Information provided:
▽

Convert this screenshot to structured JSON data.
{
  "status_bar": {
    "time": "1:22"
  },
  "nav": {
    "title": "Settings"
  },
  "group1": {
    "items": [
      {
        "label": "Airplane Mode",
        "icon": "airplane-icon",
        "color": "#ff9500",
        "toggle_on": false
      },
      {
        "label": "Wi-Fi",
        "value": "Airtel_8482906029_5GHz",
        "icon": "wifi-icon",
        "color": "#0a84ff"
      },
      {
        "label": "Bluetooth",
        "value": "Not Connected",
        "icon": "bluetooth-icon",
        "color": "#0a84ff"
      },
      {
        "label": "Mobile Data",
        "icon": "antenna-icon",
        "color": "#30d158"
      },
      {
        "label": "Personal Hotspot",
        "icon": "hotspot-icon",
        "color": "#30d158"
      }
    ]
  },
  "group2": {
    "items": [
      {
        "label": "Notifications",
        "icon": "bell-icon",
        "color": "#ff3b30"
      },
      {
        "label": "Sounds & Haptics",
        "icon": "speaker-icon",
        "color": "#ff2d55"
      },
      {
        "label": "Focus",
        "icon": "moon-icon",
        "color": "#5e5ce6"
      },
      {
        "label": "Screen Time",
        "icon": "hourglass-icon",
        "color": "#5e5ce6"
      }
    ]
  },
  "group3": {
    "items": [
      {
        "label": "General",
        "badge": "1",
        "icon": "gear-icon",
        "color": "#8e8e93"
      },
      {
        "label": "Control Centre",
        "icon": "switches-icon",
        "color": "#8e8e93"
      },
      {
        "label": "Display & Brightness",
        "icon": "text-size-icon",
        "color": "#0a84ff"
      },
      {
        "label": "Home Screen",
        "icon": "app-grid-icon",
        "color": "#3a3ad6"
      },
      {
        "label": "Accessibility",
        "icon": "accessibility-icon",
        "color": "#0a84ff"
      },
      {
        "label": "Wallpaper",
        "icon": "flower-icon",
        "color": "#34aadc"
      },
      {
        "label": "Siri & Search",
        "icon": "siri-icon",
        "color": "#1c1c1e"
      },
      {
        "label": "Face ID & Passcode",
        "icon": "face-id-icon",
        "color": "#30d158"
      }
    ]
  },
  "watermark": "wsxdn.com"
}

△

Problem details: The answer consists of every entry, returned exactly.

Your response:
Convert this screenshot to structured JSON data.
{
  "status_bar": {
    "time": "1:22"
  },
  "nav": {
    "title": "Settings"
  },
  "group1": {
    "items": [
      {
        "label": "Airplane Mode",
        "icon": "airplane-icon",
        "color": "#ff9500",
        "toggle_on": false
      },
      {
        "label": "Wi-Fi",
        "value": "Airtel_8482906029_5GHz",
        "icon": "wifi-icon",
        "color": "#0a84ff"
      },
      {
        "label": "Bluetooth",
        "value": "Not Connected",
        "icon": "bluetooth-icon",
        "color": "#0a84ff"
      },
      {
        "label": "Mobile Data",
        "icon": "antenna-icon",
        "color": "#30d158"
      },
      {
        "label": "Personal Hotspot",
        "icon": "hotspot-icon",
        "color": "#30d158"
      }
    ]
  },
  "group2": {
    "items": [
      {
        "label": "Notifications",
        "icon": "bell-icon",
        "color": "#ff3b30"
      },
      {
        "label": "Sounds & Haptics",
        "icon": "speaker-icon",
        "color": "#ff2d55"
      },
      {
        "label": "Focus",
        "icon": "moon-icon",
        "color": "#5e5ce6"
      },
      {
        "label": "Screen Time",
        "icon": "hourglass-icon",
        "color": "#5e5ce6"
      }
    ]
  },
  "group3": {
    "items": [
      {
        "label": "General",
        "badge": "1",
        "icon": "gear-icon",
        "color": "#8e8e93"
      },
      {
        "label": "Control Centre",
        "icon": "switches-icon",
        "color": "#8e8e93"
      },
      {
        "label": "Display & Brightness",
        "icon": "text-size-icon",
        "color": "#0a84ff"
      },
      {
        "label": "Home Screen",
        "icon": "app-grid-icon",
        "color": "#3a3ad6"
      },
      {
        "label": "Accessibility",
        "icon": "accessibility-icon",
        "color": "#0a84ff"
      },
      {
        "label": "Wallpaper",
        "icon": "flower-icon",
        "color": "#34aadc"
      },
      {
        "label": "Siri & Search",
        "icon": "siri-icon",
        "color": "#1c1c1e"
      },
      {
        "label": "Face ID & Passcode",
        "icon": "face-id-icon",
        "color": "#30d158"
      }
    ]
  },
  "watermark": "wsxdn.com"
}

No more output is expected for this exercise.